> [Work instructions] Go through the lines below one by one and count those holding the string "title". Give the count alone.

Website and app data records:
┌──
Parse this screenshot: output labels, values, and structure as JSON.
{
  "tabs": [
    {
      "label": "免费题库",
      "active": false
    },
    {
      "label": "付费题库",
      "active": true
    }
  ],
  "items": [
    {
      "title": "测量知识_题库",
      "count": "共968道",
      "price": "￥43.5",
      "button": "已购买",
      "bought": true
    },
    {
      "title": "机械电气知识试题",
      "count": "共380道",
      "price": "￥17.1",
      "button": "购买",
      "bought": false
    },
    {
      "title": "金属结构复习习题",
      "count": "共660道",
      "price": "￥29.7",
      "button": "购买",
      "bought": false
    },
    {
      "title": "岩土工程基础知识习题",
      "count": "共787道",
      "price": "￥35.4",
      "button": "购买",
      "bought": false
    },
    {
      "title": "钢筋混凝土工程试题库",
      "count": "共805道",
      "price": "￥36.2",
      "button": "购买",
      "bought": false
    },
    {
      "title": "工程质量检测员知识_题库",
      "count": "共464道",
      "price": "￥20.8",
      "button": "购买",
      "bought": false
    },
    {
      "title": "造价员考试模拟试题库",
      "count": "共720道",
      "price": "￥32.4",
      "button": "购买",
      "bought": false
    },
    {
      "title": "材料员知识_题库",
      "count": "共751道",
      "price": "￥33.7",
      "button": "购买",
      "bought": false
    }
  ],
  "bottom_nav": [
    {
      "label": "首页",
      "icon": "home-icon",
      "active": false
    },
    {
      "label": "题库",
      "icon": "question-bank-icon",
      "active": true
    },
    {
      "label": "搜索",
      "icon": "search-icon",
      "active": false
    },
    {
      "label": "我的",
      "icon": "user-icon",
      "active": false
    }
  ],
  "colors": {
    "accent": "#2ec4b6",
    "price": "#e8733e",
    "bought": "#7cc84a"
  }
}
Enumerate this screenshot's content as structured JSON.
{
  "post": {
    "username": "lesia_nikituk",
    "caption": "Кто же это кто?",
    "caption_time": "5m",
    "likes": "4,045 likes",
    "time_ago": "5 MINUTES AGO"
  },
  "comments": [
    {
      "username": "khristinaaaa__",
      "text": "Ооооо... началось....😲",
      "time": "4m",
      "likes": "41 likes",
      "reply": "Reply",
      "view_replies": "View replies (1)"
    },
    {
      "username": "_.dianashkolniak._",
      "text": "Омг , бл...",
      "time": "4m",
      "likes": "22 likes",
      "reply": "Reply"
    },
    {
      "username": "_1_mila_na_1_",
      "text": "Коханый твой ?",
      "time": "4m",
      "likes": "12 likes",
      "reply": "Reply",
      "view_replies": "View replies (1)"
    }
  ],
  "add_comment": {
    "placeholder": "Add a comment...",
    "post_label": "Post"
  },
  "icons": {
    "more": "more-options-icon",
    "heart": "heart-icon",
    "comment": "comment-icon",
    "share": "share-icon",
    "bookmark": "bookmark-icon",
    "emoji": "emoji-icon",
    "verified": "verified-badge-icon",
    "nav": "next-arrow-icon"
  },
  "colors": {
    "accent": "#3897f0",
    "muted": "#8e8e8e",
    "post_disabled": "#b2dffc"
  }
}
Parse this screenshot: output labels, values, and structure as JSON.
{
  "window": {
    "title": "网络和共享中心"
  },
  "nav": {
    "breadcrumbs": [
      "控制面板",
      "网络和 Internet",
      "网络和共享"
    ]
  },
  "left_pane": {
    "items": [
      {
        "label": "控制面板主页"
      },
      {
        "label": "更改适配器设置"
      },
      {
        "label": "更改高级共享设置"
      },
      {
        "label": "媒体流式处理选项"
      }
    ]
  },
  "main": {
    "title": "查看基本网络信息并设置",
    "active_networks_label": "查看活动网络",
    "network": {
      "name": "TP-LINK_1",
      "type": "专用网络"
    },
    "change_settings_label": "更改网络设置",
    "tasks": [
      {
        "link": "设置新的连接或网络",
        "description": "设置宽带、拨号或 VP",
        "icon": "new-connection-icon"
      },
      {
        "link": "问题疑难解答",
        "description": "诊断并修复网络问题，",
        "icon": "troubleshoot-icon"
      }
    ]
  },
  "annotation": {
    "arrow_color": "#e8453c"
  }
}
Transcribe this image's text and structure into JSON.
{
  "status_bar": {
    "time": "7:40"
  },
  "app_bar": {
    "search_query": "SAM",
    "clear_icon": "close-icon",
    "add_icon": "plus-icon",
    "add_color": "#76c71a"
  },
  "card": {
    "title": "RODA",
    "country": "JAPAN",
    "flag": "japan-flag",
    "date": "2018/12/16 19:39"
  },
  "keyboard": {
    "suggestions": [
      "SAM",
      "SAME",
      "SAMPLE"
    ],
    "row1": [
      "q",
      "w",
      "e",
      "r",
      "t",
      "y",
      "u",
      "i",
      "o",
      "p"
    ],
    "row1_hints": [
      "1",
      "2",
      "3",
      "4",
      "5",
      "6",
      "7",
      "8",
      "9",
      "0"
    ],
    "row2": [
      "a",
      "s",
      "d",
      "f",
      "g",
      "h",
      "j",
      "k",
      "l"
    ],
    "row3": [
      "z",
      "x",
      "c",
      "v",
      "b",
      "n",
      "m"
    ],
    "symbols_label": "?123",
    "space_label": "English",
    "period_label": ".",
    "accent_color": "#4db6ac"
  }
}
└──
> [Solved exercise] 11